Always felt like Ladyhawke gets a little pigeonholed as a pop act, with the catchy synth hooks providing a veneer of superficiality over a heartfelt story across the album.
Favorite track: The River.
Daniel Flores Tafur
This is a perfect pop album. All song are great, all have memorable hooks and you’ll want to listen to them again and again. It really shows that songs are backed by real feelings here. I put “A Love Song” as my favorite, but really I can hardly decide between it, “Dangerous”, “Sweet Fascination” and “Money To Burn”. Highly recommended.
Favorite track: A Love Song.
“People wonder why there’s always a massive gap between my albums,” says Pip Brown, better known as Ladyhawke, the one-woman synth-pop act from New Zealand. The reason is both complicated and easy.
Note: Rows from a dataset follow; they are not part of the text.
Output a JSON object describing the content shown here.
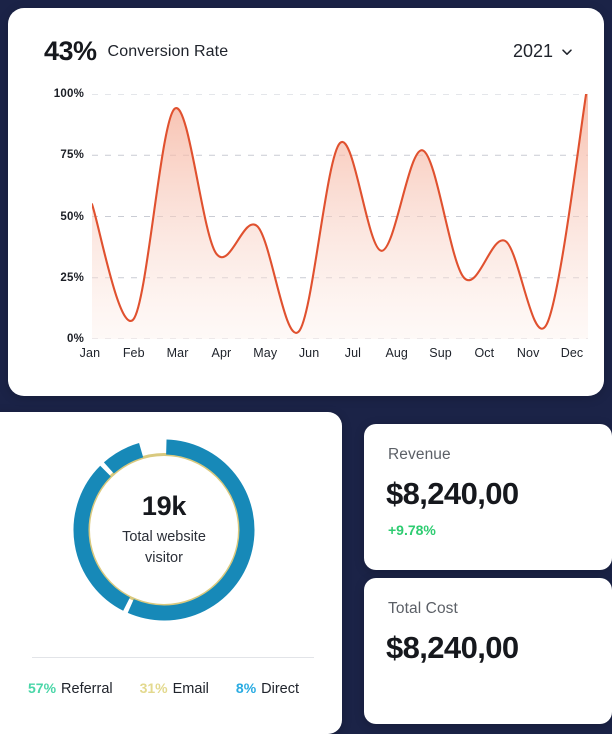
{
  "theme": {
    "background": "#1b2347",
    "card_bg": "#ffffff",
    "line_color": "#e0512f",
    "area_fill": "#f8cfc2",
    "grid_color": "#c9ccd4",
    "donut_blue": "#1789b8",
    "donut_gold": "#d9c97e",
    "legend_teal": "#4ad6a8",
    "legend_gold": "#e3d98e",
    "legend_blue": "#29abe2",
    "positive_green": "#2ecc71"
  },
  "conversion": {
    "percent": "43%",
    "title": "Conversion Rate",
    "year": "2021",
    "chevron_icon": "chevron-down-icon"
  },
  "chart_data": {
    "type": "area",
    "title": "Conversion Rate",
    "xlabel": "",
    "ylabel": "",
    "ylim": [
      0,
      100
    ],
    "grid": true,
    "legend_position": "none",
    "line_color": "#e0512f",
    "categories": [
      "Jan",
      "Feb",
      "Mar",
      "Apr",
      "May",
      "Jun",
      "Jul",
      "Aug",
      "Sup",
      "Oct",
      "Nov",
      "Dec"
    ],
    "tick_labels_y": [
      "0%",
      "25%",
      "50%",
      "75%",
      "100%"
    ],
    "series": [
      {
        "name": "Conversion Rate",
        "values": [
          55,
          8,
          94,
          35,
          46,
          3,
          80,
          36,
          77,
          25,
          40,
          6,
          105
        ]
      }
    ],
    "note": "Smooth spline through monthly values; starts at ~55% mid-January, final Dec point rises off the top of the plot."
  },
  "visitors": {
    "value": "19k",
    "label": "Total website\nvisitor",
    "label_line1": "Total website",
    "label_line2": "visitor",
    "donut": {
      "type": "donut",
      "segments": [
        {
          "name": "Referral",
          "percent": 57,
          "color": "#1789b8"
        },
        {
          "name": "Email",
          "percent": 31,
          "color": "#1789b8"
        },
        {
          "name": "Direct",
          "percent": 8,
          "color": "#1789b8"
        }
      ],
      "inner_ring_color": "#d9c97e"
    },
    "legend": [
      {
        "pct": "57%",
        "name": "Referral",
        "color": "#4ad6a8"
      },
      {
        "pct": "31%",
        "name": "Email",
        "color": "#e3d98e"
      },
      {
        "pct": "8%",
        "name": "Direct",
        "color": "#29abe2"
      }
    ]
  },
  "stats": [
    {
      "label": "Revenue",
      "value": "$8,240,00",
      "delta": "+9.78%",
      "delta_color": "#2ecc71"
    },
    {
      "label": "Total Cost",
      "value": "$8,240,00",
      "delta": "",
      "delta_color": ""
    }
  ]
}
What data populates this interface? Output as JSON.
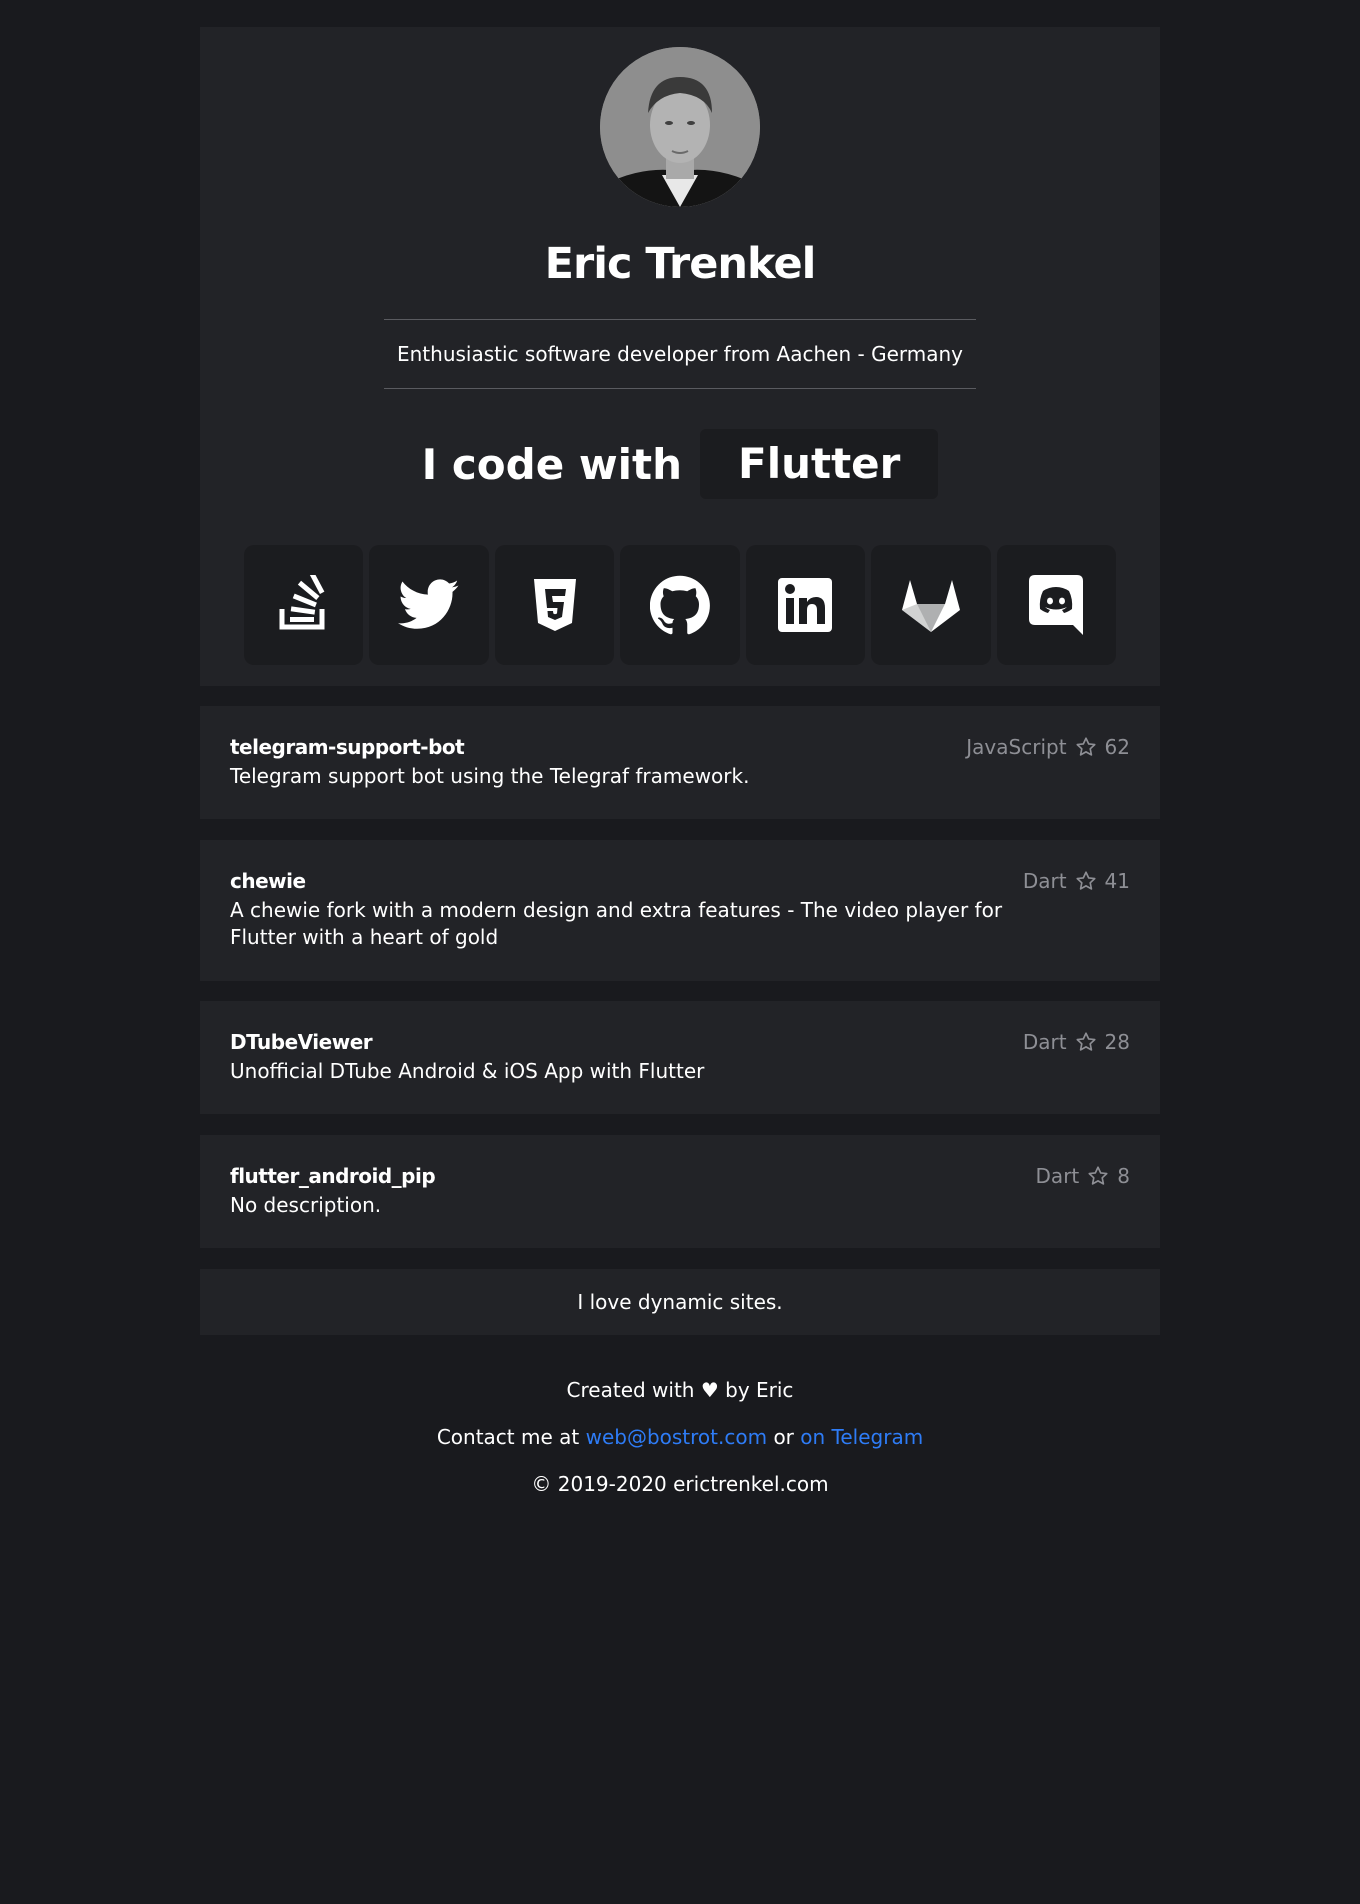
{
  "profile": {
    "name": "Eric Trenkel",
    "tagline": "Enthusiastic software developer from Aachen - Germany",
    "code_with_label": "I code with",
    "language": "Flutter"
  },
  "socials": [
    {
      "icon": "stackoverflow-icon"
    },
    {
      "icon": "twitter-icon"
    },
    {
      "icon": "html5-icon"
    },
    {
      "icon": "github-icon"
    },
    {
      "icon": "linkedin-icon"
    },
    {
      "icon": "gitlab-icon"
    },
    {
      "icon": "discord-icon"
    }
  ],
  "repos": [
    {
      "name": "telegram-support-bot",
      "description": "Telegram support bot using the Telegraf framework.",
      "language": "JavaScript",
      "stars": "62"
    },
    {
      "name": "chewie",
      "description": "A chewie fork with a modern design and extra features - The video player for Flutter with a heart of gold",
      "language": "Dart",
      "stars": "41"
    },
    {
      "name": "DTubeViewer",
      "description": "Unofficial DTube Android & iOS App with Flutter",
      "language": "Dart",
      "stars": "28"
    },
    {
      "name": "flutter_android_pip",
      "description": "No description.",
      "language": "Dart",
      "stars": "8"
    }
  ],
  "banner": "I love dynamic sites.",
  "footer": {
    "created": "Created with ♥ by Eric",
    "contact_prefix": "Contact me at",
    "email": "web@bostrot.com",
    "or": "or",
    "telegram": "on Telegram",
    "copyright": "© 2019-2020 erictrenkel.com"
  },
  "colors": {
    "background": "#191a1e",
    "panel": "#222327",
    "button": "#1b1c1f",
    "link": "#2e7cf6",
    "muted": "#8e8f95"
  }
}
The simple explanation: “I’ve never released anything I’m not proud of. That’s important to me. I don’t want to release anything that I have a weird feeling about.”
Brown’s conviction to authenticity led her on a journey starting in 2013. Over three years, she scrapped a full Ladyhawke album (“The material didn’t feel like me. It felt too dark or something”). Once reliant on alcohol to surmount social anxiety (“I’d never done a sober show in my life until last December”), she quit drinking and focused on getting healthy. Then she welcomed that newfound clarity by crafting her latest release, the blissed-out Wild Things.
“I think I went even more synthy and poppy this time around,” Brown says of the buoyant Wild Things. “I feel good for the first time in 10 years. I actually have a clear mind! I have a wife. I feel stable. That is what I’m celebrating.”
The quivering title track, an airy paean to cleaning up and settling down, sits at the heart of the album. Explains Brown, “It’s me realizing I’m so lucky to have somebody to dance around the fire with.” “Wild Things” sets the exhilarating tone for her other deep-dives into relationships, such as “A Love Song,” a sweeping, reverberating revelation. “‘This is what a love song sounds like’—meaning it’s not all sappy,” she explains. “I’d lose everything if I didn’t stop drinking. The other person in your life, sometimes they have to be cruel to be kind.” Meanwhile, the ebbing-and-swaying “Chills,” co-written with Babydaddy of the Scissor Sisters, was more about the visceral response you get when you’re first attracted to someone. (“This is love/This is love/This is love/This is everything,” she beams in the chorus.) “He was on piano I was on bass,” she recalls. “We just jammed that one out.”
All told, she worked on the album on and off over the course of a year—“day here, a day there”—with producer Tommy English (Børns, Tiësto, Dark Waves), whom she met through her L.A. neighbor, tattoo artist/musician Kat Von D. “We sat in a room and would jam around, play around with ideas. Or he’ll sit there making a beat,” she said, of their organic process. “I instantly knew when something inspired me. That’s when we’d run with it.”
For the first time, making an album was effortless for her. “I usually have to fight the voices in my head,” she says. “‘I can’t do this. I can do this. I can’t. I can….’” I’d overthink it.” With the first record, “I was kind of like this overexcited naïve kid,” she explains. But she toured that album for two years and came back “a shell of a person.” Brown was especially disillusioned by the fact that people persisted to think that Ladyhawke was a band. “People assumed I didn’t write my own music.”
By the time she recorded her follow-up, the aptly titled Anxiety, she felt she had much to prove. “My producer Pascal Gabriel and I made the record in France, and it was a beautiful experience. But it was also very tiring and taxing, because I felt creatively drained. The second album was a hard album to make but I was incredibly proud of it.” Making Wild Things was, in contrast, like therapy. “Tommy was good at pushing me,” she says. “I need a push.”
And in many ways, Wild Things is less about past demons and more a catalyst of what’s to come. “This album has given me a sense of purpose. Even if it took me months or years to get that purpose, as soon as I finished that record it was like an unbelievable weight was lifted off my shoulders,” she says. You can hear that freedom in Wild Things’ unabashed exuberance, a powerful, vibrant expression of life itself. “Everything I wrote was all the stuff I was going through. I got it out of my system, exorcised it from my soul.”